Here are some of the albums we can’t get enough of right now!
Roy Woods: Say Less
Hype has steadily been building around Brampton native Roy Woods (born Denzel Spencer) since he dropped hit singles “Get You Good” and Drake-assisted “Drama” in 2015. The full-length debut from the twenty-one-year-old crooner has a heavy Toronto influence, paying tribute to the city’s prominent Caribbean culture and featuring guest appearances from OVO Sound labelmates PARTYNEXTDOOR and dvsn, as well as 24Hrs and PnB Rock.
Say Less is filled with the moody, atmospheric R&B Woods has become known for, with a few pop-leaning tunes thrown into the mix. “Little Bit of Lovin,” for example, sees Woods channeling one of his idols, Michael Jackson: “We would dance all night, girl come and rock with me,” he sings, referencing MJ’s Off the Wall era. That song, along with “What You On?” “Bb,” and the album’s title track have all been on repeat for me.
Must-hear track: “Little Bit of Lovin”
Jim James: Tribute to 2
Two and a half years after releasing Grammy award-nominated album The Waterfall with My Morning Jacket, frontman Jim James is back with another solo collection of covers. Unlike 2009’s Tribute To, which consisted entirely of George Harrison (and some Beatles) covers, Tribute To 2 bounces around between different artists, genres and decades.
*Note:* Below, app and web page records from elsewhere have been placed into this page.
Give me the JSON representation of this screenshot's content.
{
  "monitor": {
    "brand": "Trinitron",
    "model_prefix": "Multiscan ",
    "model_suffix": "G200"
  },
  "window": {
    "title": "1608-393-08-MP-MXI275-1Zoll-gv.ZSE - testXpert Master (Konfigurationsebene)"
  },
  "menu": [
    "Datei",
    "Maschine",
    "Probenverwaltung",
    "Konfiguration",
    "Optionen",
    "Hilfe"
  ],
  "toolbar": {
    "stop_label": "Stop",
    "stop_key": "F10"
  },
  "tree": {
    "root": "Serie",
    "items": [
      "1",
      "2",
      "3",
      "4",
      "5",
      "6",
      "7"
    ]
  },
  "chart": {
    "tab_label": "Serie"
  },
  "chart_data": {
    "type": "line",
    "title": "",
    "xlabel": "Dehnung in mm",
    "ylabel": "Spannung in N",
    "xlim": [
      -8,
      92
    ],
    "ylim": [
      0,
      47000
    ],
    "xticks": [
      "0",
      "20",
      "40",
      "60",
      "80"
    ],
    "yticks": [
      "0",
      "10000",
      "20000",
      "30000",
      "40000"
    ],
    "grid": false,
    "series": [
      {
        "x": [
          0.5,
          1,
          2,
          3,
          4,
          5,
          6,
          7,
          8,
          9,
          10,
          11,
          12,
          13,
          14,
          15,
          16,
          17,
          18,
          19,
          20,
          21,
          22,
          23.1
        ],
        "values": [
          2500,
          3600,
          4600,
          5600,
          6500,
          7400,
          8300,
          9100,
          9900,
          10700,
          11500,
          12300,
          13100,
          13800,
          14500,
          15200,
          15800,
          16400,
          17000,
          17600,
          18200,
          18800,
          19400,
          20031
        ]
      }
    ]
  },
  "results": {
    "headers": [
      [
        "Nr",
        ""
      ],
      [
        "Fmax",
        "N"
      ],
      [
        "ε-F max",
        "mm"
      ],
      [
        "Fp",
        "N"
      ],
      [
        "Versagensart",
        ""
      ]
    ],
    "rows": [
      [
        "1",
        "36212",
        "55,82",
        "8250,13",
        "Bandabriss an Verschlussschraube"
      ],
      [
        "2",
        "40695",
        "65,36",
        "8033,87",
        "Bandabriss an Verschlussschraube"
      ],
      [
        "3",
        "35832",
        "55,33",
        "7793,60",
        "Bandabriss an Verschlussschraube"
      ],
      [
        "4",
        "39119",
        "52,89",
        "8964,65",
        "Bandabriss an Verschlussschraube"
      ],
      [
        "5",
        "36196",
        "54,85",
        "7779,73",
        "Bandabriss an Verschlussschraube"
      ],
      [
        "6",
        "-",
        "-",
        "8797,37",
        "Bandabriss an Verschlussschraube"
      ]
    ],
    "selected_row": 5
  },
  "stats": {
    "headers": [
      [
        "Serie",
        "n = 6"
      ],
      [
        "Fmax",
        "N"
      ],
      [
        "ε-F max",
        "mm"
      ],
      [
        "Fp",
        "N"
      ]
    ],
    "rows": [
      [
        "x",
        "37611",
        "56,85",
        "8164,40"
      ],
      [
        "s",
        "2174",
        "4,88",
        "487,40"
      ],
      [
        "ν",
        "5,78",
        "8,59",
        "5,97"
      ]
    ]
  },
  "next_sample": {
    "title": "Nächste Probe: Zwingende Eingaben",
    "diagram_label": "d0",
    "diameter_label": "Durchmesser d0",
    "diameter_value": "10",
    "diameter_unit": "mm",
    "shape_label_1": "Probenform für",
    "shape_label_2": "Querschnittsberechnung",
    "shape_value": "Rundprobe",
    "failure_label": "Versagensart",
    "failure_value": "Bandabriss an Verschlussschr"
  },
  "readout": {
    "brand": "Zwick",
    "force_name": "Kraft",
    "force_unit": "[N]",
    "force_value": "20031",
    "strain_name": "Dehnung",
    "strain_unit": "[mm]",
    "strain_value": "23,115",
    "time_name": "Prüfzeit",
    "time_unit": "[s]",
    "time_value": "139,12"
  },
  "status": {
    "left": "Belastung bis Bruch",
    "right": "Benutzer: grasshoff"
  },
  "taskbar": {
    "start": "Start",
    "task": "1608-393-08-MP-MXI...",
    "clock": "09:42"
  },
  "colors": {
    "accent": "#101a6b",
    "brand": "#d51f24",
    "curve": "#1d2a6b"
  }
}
James opens the album with “I Just Wasn’t Made For These Times” off The Beach Boys’ Pet Sounds, which stays relatively true to the original. His bare-bones versions of doo wop ballad “Crying in the Chapel” and Abbey Lincoln’s “The World Is Falling Down” are agonizing in the best way possible, while “Baby Don’t Go” is a refreshing take on a Sonny and Cher classic that features James in a duet with himself.
Must-hear track: “I Just Wasn’t Made For These Times”
Belle & Sebastian: How to Solve Our Human Problems (Part 1)
How to Solve Our Human Problems (Part 1) is the first of what will be three EPs released by Belle & Sebastian over the next couple of months – a format the Scottish indie pop band first used twenty years ago. While the title sounds like a response to the current political climate, it’s actually borrowed from a Buddhist text: “Part of the reason I used it was because, yes, I thought it was ambitious,” frontman Stuart Murdoch told Uproxx. “In fact, it’s kind of ridiculous. There’s something kind of funny about it. Something kind of naive about it.”
Lead single “We Were Beautiful,” which deals with the anxiety of growing old, and “The Girl Doesn’t Get It” feel very much like a continuation of 2015’s upbeat, synth-driven Girls in Peacetime Want to Dance. On “Sweet Dew Lee,” a duet between Murdoch and singer/guitarist Stevie Jackson, the pain of unrequited love is masked by a disco groove (“In another dimension, oh, in a parallel world / I am holding your hand, oh, I have made you my girl”). Airy ballad “Fickle Season” and instrumental closer “Everything Is Now” cap off the five-song EP.
Must-hear track: “We Were Beautiful”